The order of wines is sometimes perplexing, and the novice should remember that Chablis or Sauterne comes with the small oysters before soup, and that Sherry is drank after soup and with fish. Claret may be taken by those who prefer it during a whole dinner with entire propriety. Champagne comes with the roast, and Burgundy with game. The French and Germans reserve champagne for a dessert wine, but we drink it with both roast and dessert. After dessert comes coffee, which with us is served at table, not in the drawing-room. Fingerbowls with warm water are placed on the napkin on the dessert plate, and removed by the guest to the left, to be used by dipping the fingers in lightly and drying them on the d'oylay. When the ladies are quite through with dessert the hostess catches the eye of each or raises her gloved hand slightly, as a signal, and they leave the table, the oldest lady going first, the youngest last, followed by the hostess — the youngest gentleman, or the one nearest the door, taking it on himself to hold the door open. After half an hour a guest is at liberty to withdraw, but a dinner party rarely breaks up till half past ten or later, if cards and dancing follow.

As to the individual etiquette of the table, on seating himself a guest draws off his gloves, and lays them in his lap under the napkin, which should be spread lightly, not tucked in the dress. The raw oysters are eaten with a fork; the soup, only a ladleful to each plate, is sipped from the side of the spoon, without noise, or tilting the plate. The head should never stoop toward the plate or cup, but the shoulders be kept straight and the food lifted to the mouth, the head being naturally bent a little. A quiet celerity in eating is preferable to the majestic deliberation which many people consider genteel. Bread should be broken, never cut at table, and should be eaten morsel by morsel, not crumbed into soup or gravy. Food should not be mixed on the plate. Sweet corn is brought on, tied in its husk by a strip of leaf, and should be eaten from the cob, breaking the ear in two, and holding the piece in the left hand. Asparagus should not be touched with the fingers, but the tender part cut up, and eaten with the fork. Fish is eaten with the fork, asssisted by a piece of bread in the left hand. Maccaroni is cut and taken with the fork, unless served with the tomatoes, when a teaspoon is allowed, as with green peas, and stewed tomatoes alone. Cheese is crumbled with the fork and eaten with it, never touched by the fingers. Pastry should be broken by the fork without the aid of a knife. Game and chicken are cut up, never picked with the fingers, unless in the indulgence of a family dinner, when the bone may be held in one hand and eaten. Pears are held by the stem to be paired, and then cut and eaten like apples, beginning to remove the skin at the blossom end. Oranges are held on a fork while peeled and divided without breaking the skin. Cherries in pie, or natural, should have the stones passed to the napkin held at the lips and returned to the plate, and grape seeds and skins are disposed of in the same way. Salt is left on the edge of the plate, not on the table. Ladies take but a single glass of wine, at most having their glasses half-filled with champagne a second time. It is beginning to be the custom to take soft bread as well as ice cream with cake. Cocoanut pudding looks like pie, but is helped and eaten with a spoon. Small meringues are best eaten with a spoon, though the prac-tice is to take them in the fingers.

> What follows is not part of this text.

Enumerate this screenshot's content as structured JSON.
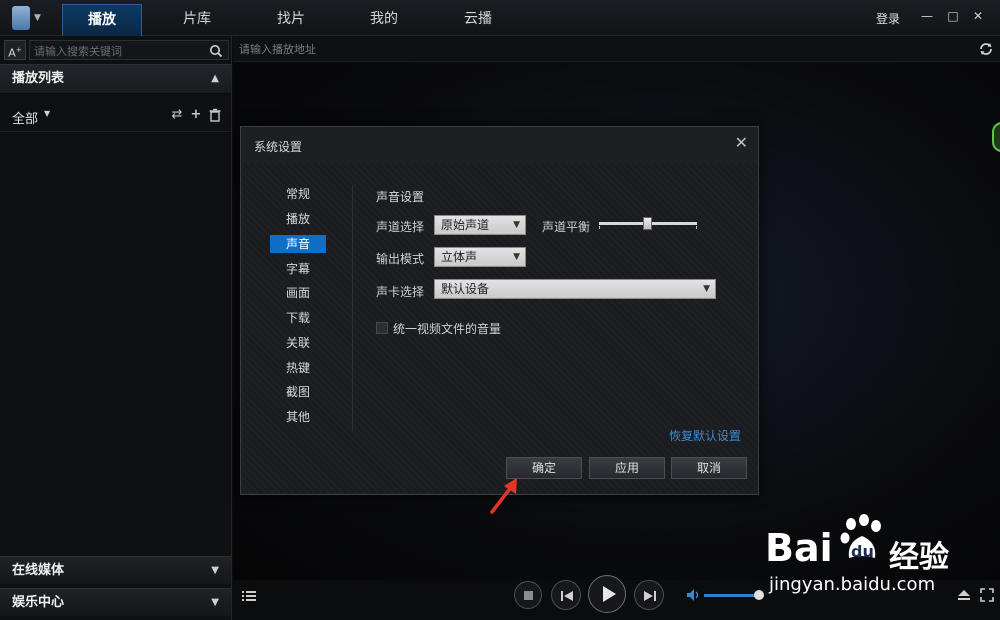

Nothing at the table is so indicative of ill-breeding as loud or boisterous talking. It is the height of impropriety for one guest to monopolize the attention of all the others. Conversation should ordinarily be confined to one's immediate neighbors and should be conducted in a natural and sincere manner. Between courses the conversation may with propriety be made more general.